This point is best illustrated by reference to care services. Insensitive, even inhumane and criminal treatment in hospitals, elderly care establishments and homes for children are legion. It was long common to dump ‘problem’ individuals in institutions for their ‘care’ or ‘treatment’ without proper understanding or concern for the impact on their lives, whether ‘hysterical women’ in asylums, ‘undeserving poor’ in workhouses, older people in ‘geriatric wards’, or people with learning difficulties in long-stay hospitals.
Fortunately, there was a belated recognition of the deleterious effects of institutionalisation which led to inquiries, reports and legislation, producing new arrangements and solutions to care problems. Public finance and commissioning was maintained, but the public authorities now enabled rather than provided, with demonstrably better outcomes for service users.
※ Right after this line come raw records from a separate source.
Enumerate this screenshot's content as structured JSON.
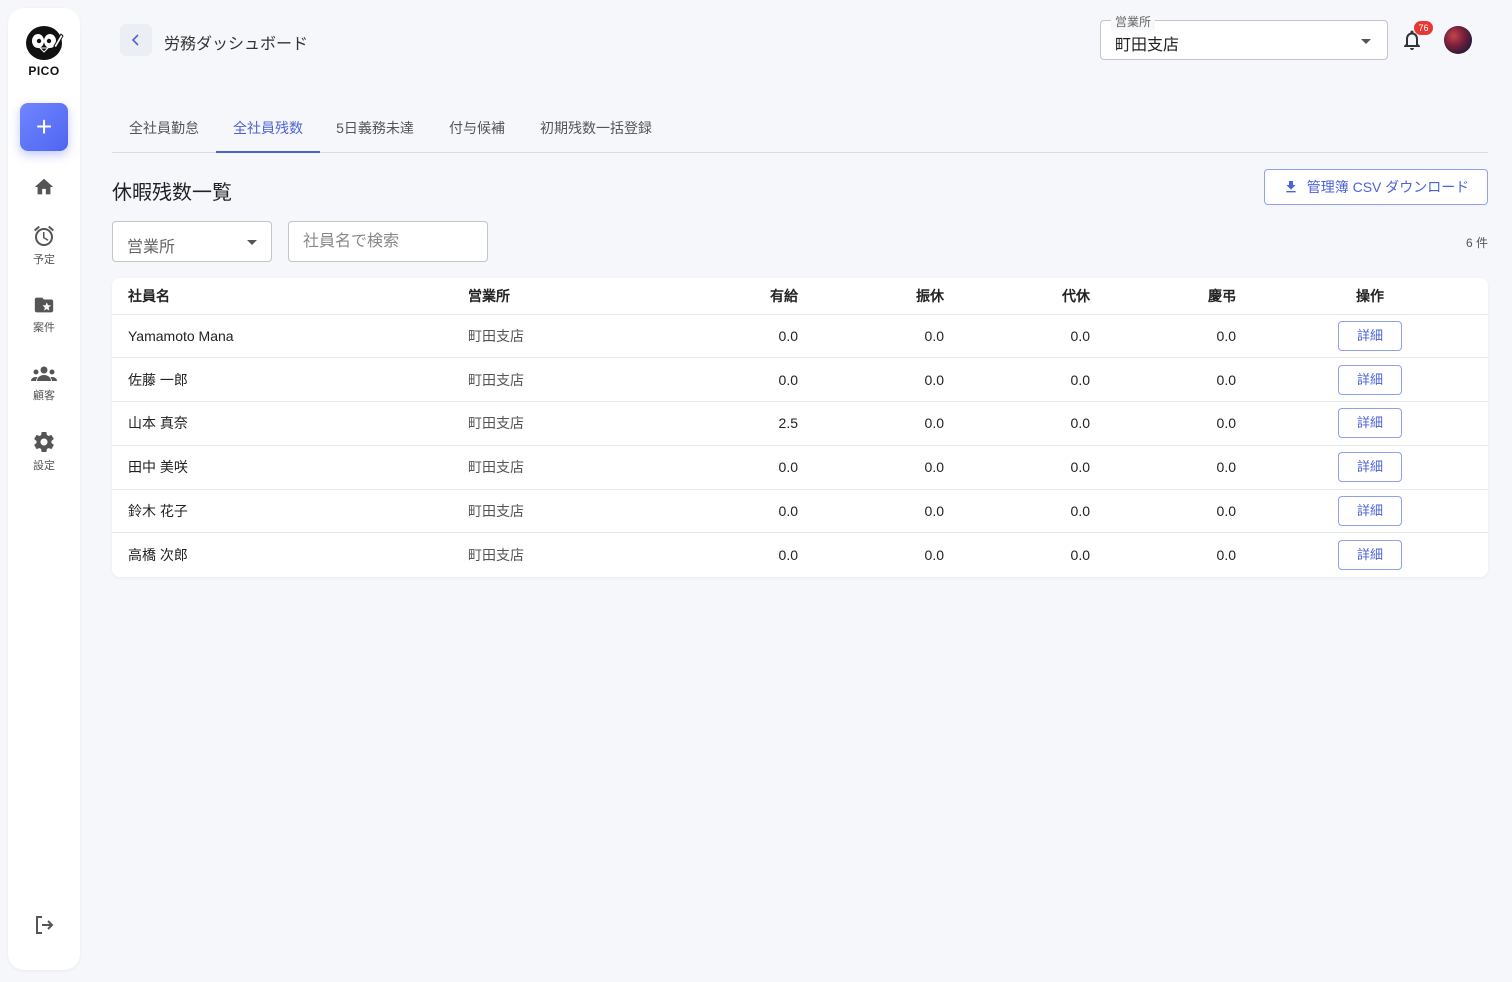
{
  "app": {
    "logo_text": "PICO",
    "accent_color": "#4c63d8"
  },
  "sidebar": {
    "add_button_label": "+",
    "items": [
      {
        "name": "home",
        "icon": "home-icon",
        "label": ""
      },
      {
        "name": "schedule",
        "icon": "alarm-clock-icon",
        "label": "予定"
      },
      {
        "name": "cases",
        "icon": "folder-star-icon",
        "label": "案件"
      },
      {
        "name": "customers",
        "icon": "people-icon",
        "label": "顧客"
      },
      {
        "name": "settings",
        "icon": "gear-icon",
        "label": "設定"
      }
    ],
    "logout_icon": "logout-icon"
  },
  "header": {
    "title": "労務ダッシュボード",
    "office_select": {
      "legend": "営業所",
      "value": "町田支店"
    },
    "notification_count": "76"
  },
  "tabs": [
    {
      "label": "全社員勤怠",
      "active": false
    },
    {
      "label": "全社員残数",
      "active": true
    },
    {
      "label": "5日義務未達",
      "active": false
    },
    {
      "label": "付与候補",
      "active": false
    },
    {
      "label": "初期残数一括登録",
      "active": false
    }
  ],
  "section": {
    "title": "休暇残数一覧",
    "csv_button_label": "管理簿 CSV ダウンロード",
    "filter_office_placeholder": "営業所",
    "search_placeholder": "社員名で検索",
    "count_text": "6 件"
  },
  "table": {
    "headers": {
      "name": "社員名",
      "office": "営業所",
      "paid": "有給",
      "substitute": "振休",
      "compensatory": "代休",
      "bereavement": "慶弔",
      "actions": "操作"
    },
    "detail_label": "詳細",
    "rows": [
      {
        "name": "Yamamoto Mana",
        "office": "町田支店",
        "paid": "0.0",
        "substitute": "0.0",
        "compensatory": "0.0",
        "bereavement": "0.0"
      },
      {
        "name": "佐藤 一郎",
        "office": "町田支店",
        "paid": "0.0",
        "substitute": "0.0",
        "compensatory": "0.0",
        "bereavement": "0.0"
      },
      {
        "name": "山本 真奈",
        "office": "町田支店",
        "paid": "2.5",
        "substitute": "0.0",
        "compensatory": "0.0",
        "bereavement": "0.0"
      },
      {
        "name": "田中 美咲",
        "office": "町田支店",
        "paid": "0.0",
        "substitute": "0.0",
        "compensatory": "0.0",
        "bereavement": "0.0"
      },
      {
        "name": "鈴木 花子",
        "office": "町田支店",
        "paid": "0.0",
        "substitute": "0.0",
        "compensatory": "0.0",
        "bereavement": "0.0"
      },
      {
        "name": "高橋 次郎",
        "office": "町田支店",
        "paid": "0.0",
        "substitute": "0.0",
        "compensatory": "0.0",
        "bereavement": "0.0"
      }
    ]
  }
}
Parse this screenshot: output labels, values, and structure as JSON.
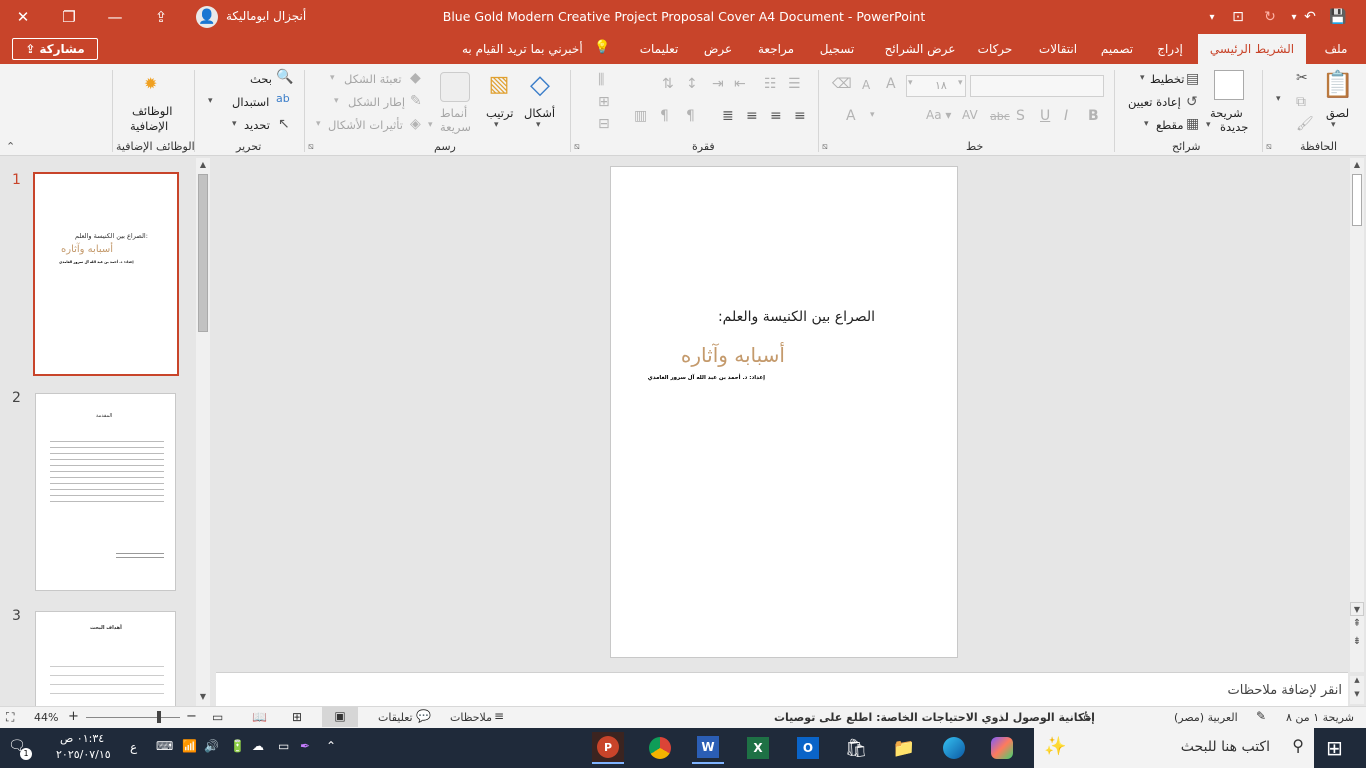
{
  "window": {
    "title": "Blue Gold Modern Creative Project Proposal Cover A4 Document  -  PowerPoint",
    "user": "أنجزال ايوماليكة",
    "accent": "#c8442a"
  },
  "tabs": [
    "ملف",
    "الشريط الرئيسي",
    "إدراج",
    "تصميم",
    "انتقالات",
    "حركات",
    "عرض الشرائح",
    "تسجيل",
    "مراجعة",
    "عرض",
    "تعليمات"
  ],
  "tell_me": "أخبرني بما تريد القيام به",
  "share_label": "مشاركة",
  "ribbon": {
    "clipboard": {
      "label": "الحافظة",
      "paste": "لصق"
    },
    "slides": {
      "label": "شرائح",
      "new_slide_1": "شريحة",
      "new_slide_2": "جديدة",
      "layout": "تخطيط",
      "reset": "إعادة تعيين",
      "section": "مقطع"
    },
    "font": {
      "label": "خط",
      "size": "١٨"
    },
    "paragraph": {
      "label": "فقرة"
    },
    "drawing": {
      "label": "رسم",
      "shapes": "أشكال",
      "arrange": "ترتيب",
      "quick_styles_1": "أنماط",
      "quick_styles_2": "سريعة",
      "fill": "تعبئة الشكل",
      "outline": "إطار الشكل",
      "effects": "تأثيرات الأشكال"
    },
    "editing": {
      "label": "تحرير",
      "find": "بحث",
      "replace": "استبدال",
      "select": "تحديد"
    },
    "addins": {
      "label": "الوظائف الإضافية",
      "button_1": "الوظائف",
      "button_2": "الإضافية"
    }
  },
  "thumbnails": [
    {
      "number": "1",
      "line1": "الصراع بين الكنيسة والعلم:",
      "line2": "أسبابه وآثاره",
      "line3": "إعداد: د. أحمد بن عبد الله آل سرور الغامدي"
    },
    {
      "number": "2",
      "line1": "المقدمة"
    },
    {
      "number": "3",
      "line1": "أهداف البحث"
    }
  ],
  "slide": {
    "title": "الصراع بين الكنيسة والعلم:",
    "subtitle": "أسبابه وآثاره",
    "author": "إعداد: د. أحمد بن عبد الله آل سرور الغامدي",
    "subtitle_color": "#c49a6c"
  },
  "notes_placeholder": "انقر لإضافة ملاحظات",
  "status": {
    "slide_count": "شريحة ١ من ٨",
    "language": "العربية (مصر)",
    "accessibility": "إمكانية الوصول لذوي الاحتياجات الخاصة: اطلع على توصيات",
    "notes": "ملاحظات",
    "comments": "تعليقات",
    "zoom": "44%"
  },
  "taskbar": {
    "search_placeholder": "اكتب هنا للبحث",
    "time": "٠١:٣٤ ص",
    "date": "٢٠٢٥/٠٧/١٥",
    "lang": "ع",
    "notif_count": "1"
  }
}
Mutual and co-operative organisation has played an important part in this good story.
It has to be said that neither Labour nor the Co-operative Party have a clear position on this.
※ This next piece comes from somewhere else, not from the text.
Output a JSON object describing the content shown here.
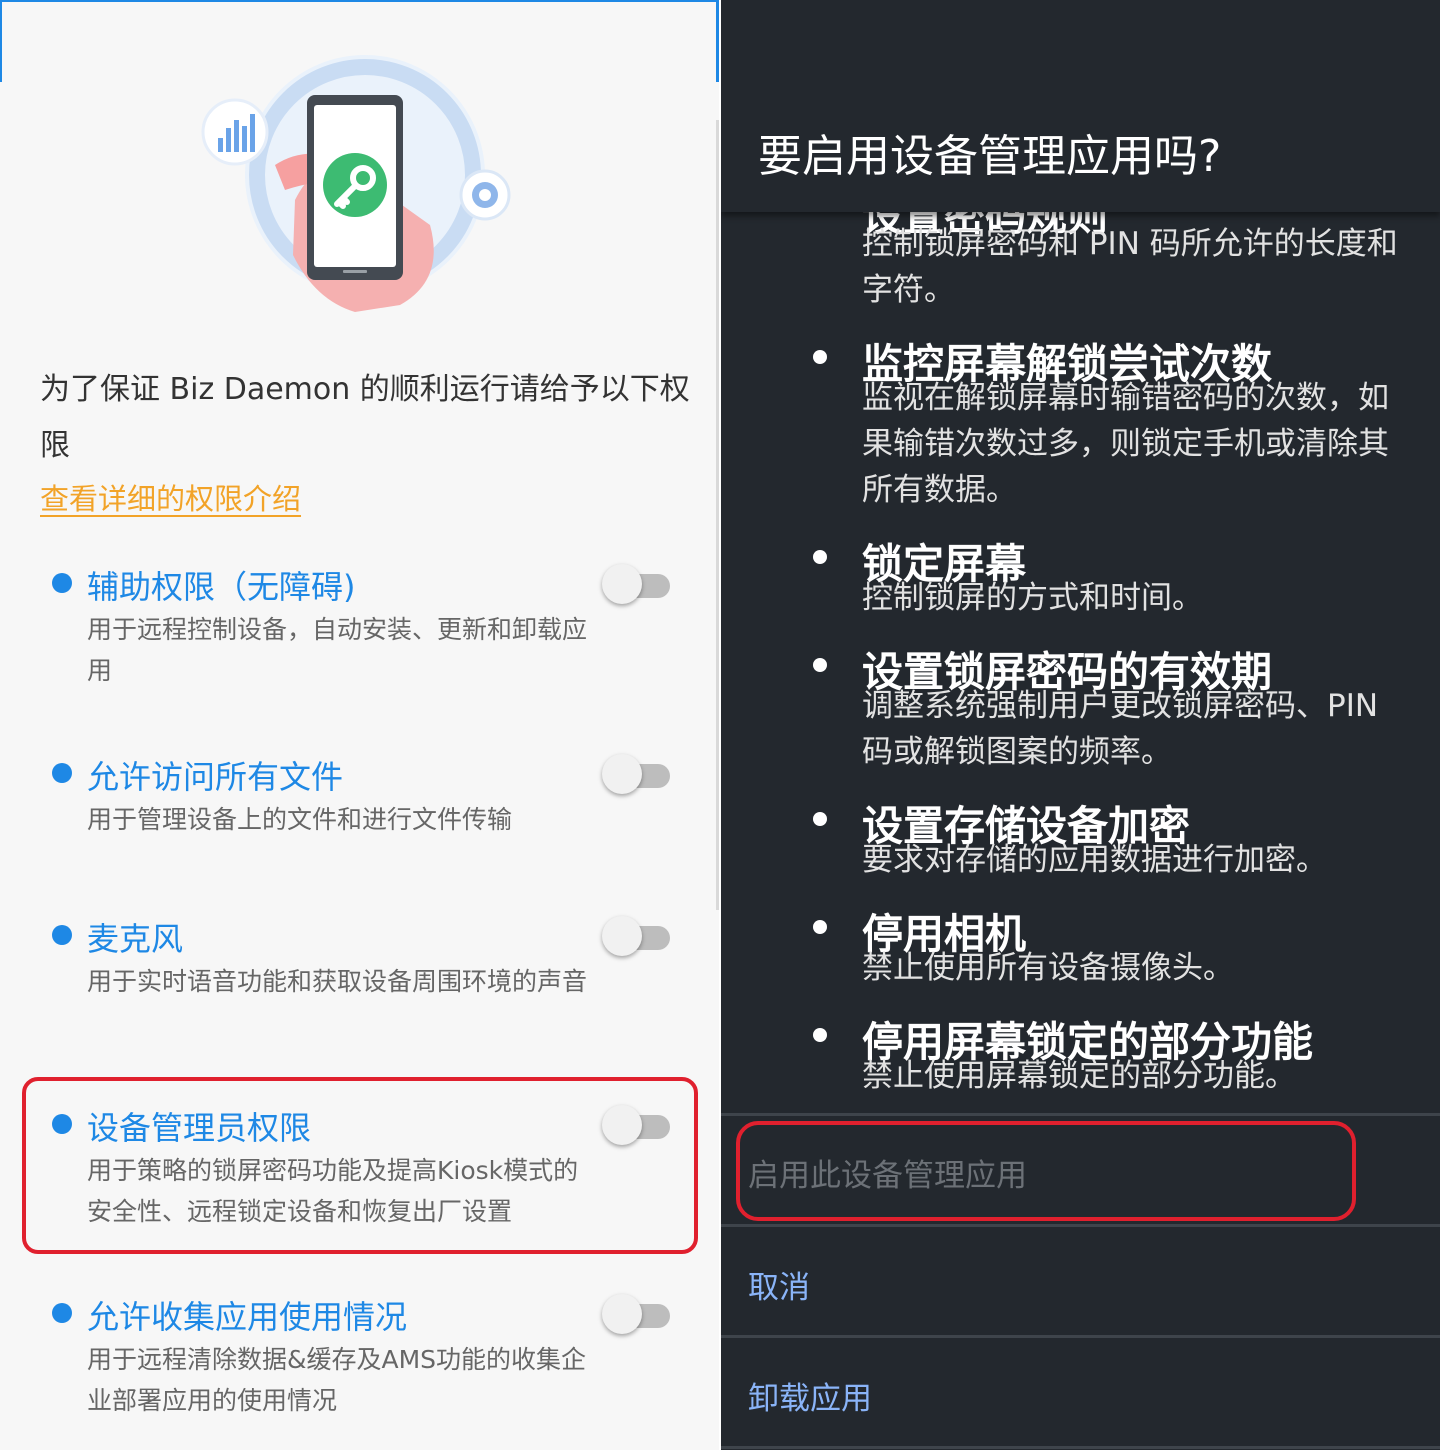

The fundamental problem is local government funding and the relative autonomy of its representatives from central government. This is a separate point, of course, from the introduction of co-operation or mutualism into service delivery, but we should not want that to be driven by austerity. As matters stand, local authorities have little revenue raising power and local representatives are no more than puppets of whoever is in charge at Westminster.
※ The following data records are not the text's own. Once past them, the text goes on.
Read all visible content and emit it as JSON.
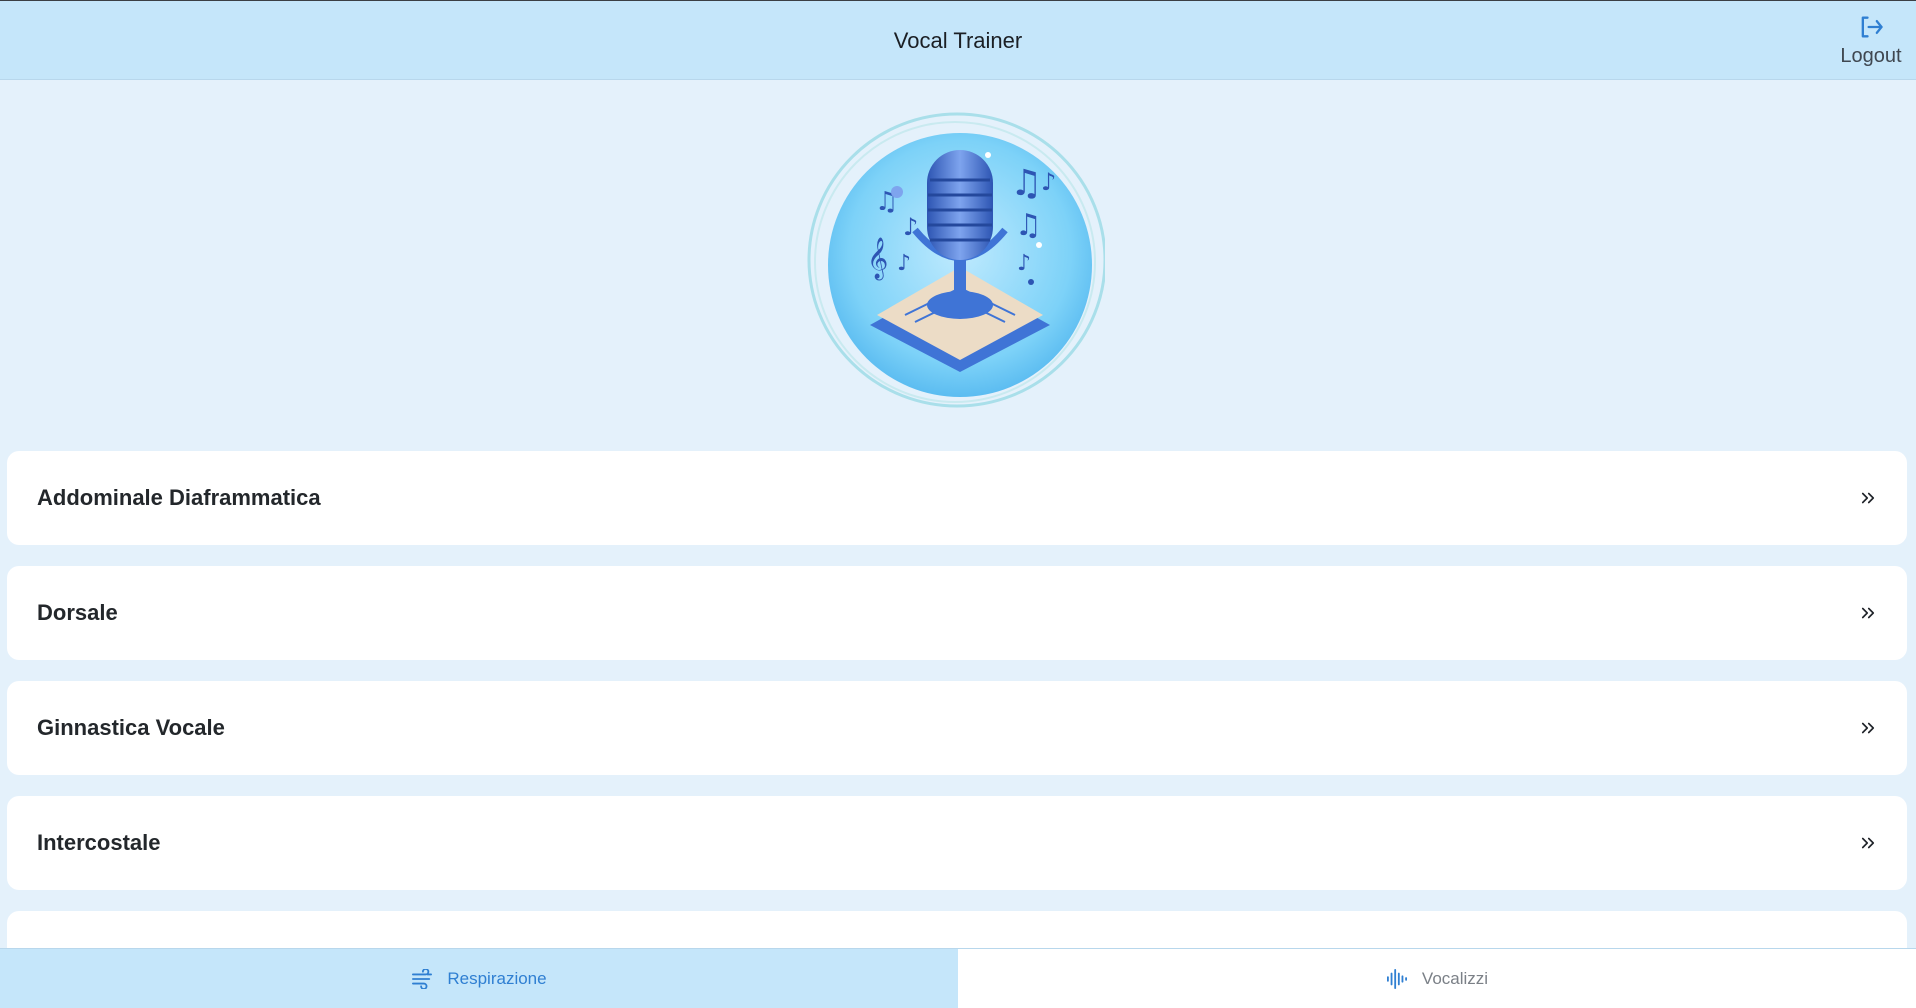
{
  "header": {
    "title": "Vocal Trainer",
    "logout_label": "Logout",
    "logout_icon": "logout-icon"
  },
  "logo": {
    "icon": "microphone-music-logo",
    "colors": {
      "circle": "#7dd2f8",
      "mic": "#3f74d6",
      "base": "#e6d4bd"
    }
  },
  "exercises": [
    {
      "label": "Addominale Diaframmatica"
    },
    {
      "label": "Dorsale"
    },
    {
      "label": "Ginnastica Vocale"
    },
    {
      "label": "Intercostale"
    },
    {
      "label": ""
    }
  ],
  "tabs": [
    {
      "label": "Respirazione",
      "icon": "breath-wind-icon",
      "active": true
    },
    {
      "label": "Vocalizzi",
      "icon": "audio-wave-icon",
      "active": false
    }
  ],
  "colors": {
    "header_bg": "#c5e6fa",
    "page_bg": "#e4f1fb",
    "accent": "#2f7fd2",
    "card_bg": "#ffffff"
  }
}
For example, the Conservative wheeze to introduce local mayors was not about devolving power, as presented by central government propaganda, but to centralise control even further. It is significant that the powers of these mayoral offices were not announced before the proposed system, only after the government had a chance to see if the newly elected incumbents were, in Margaret Thatcher’s inimitable phrase, ‘one of us’. What they get from the centre will depend on the extent to which the new mayors are amenable to ‘our’ bidding.
The introduction of a cabinet system into local government was another centralising device, concentrating decisions in the hands of a small cabal of local government members. The local council was never a model of thriving direct or participatory democracy, of course – some members always counted for more than others – but the new system appears increasingly to marginalise the ‘others’ and make more difficult the expression of dissent within a council.
And dissent is what we need. We need councillors more frequently challenging officers; and we need citizens more frequently challenging councillors. We need more community and less city decision-making.
Perhaps co-operative and mutual models of service delivery can produce more community or ‘social’ decision-making, decisions made more in the interests of, and designed with sensitivity to the real needs and changing circumstances of those being served.
If so, the multinationals will have to be cut out of provision; those active in co-operation will have to resolve the interests and ideological disputes within their movement; and regional bodies will need enhanced powers with statutory underpinning. This cannot be delivered outside a federal framework.
This is an edited version of a paper written by John Halstead for discussion at the School of Democratic Socialism started by Sheffield Co-operative Party in 2011.
Read more information about the Co-operative Councils Network here.
Towards co-operative councils: Empowering people to change their lives, edited by Steve Reed MP and Kitty Ussher, is available to download from www.councils.coop.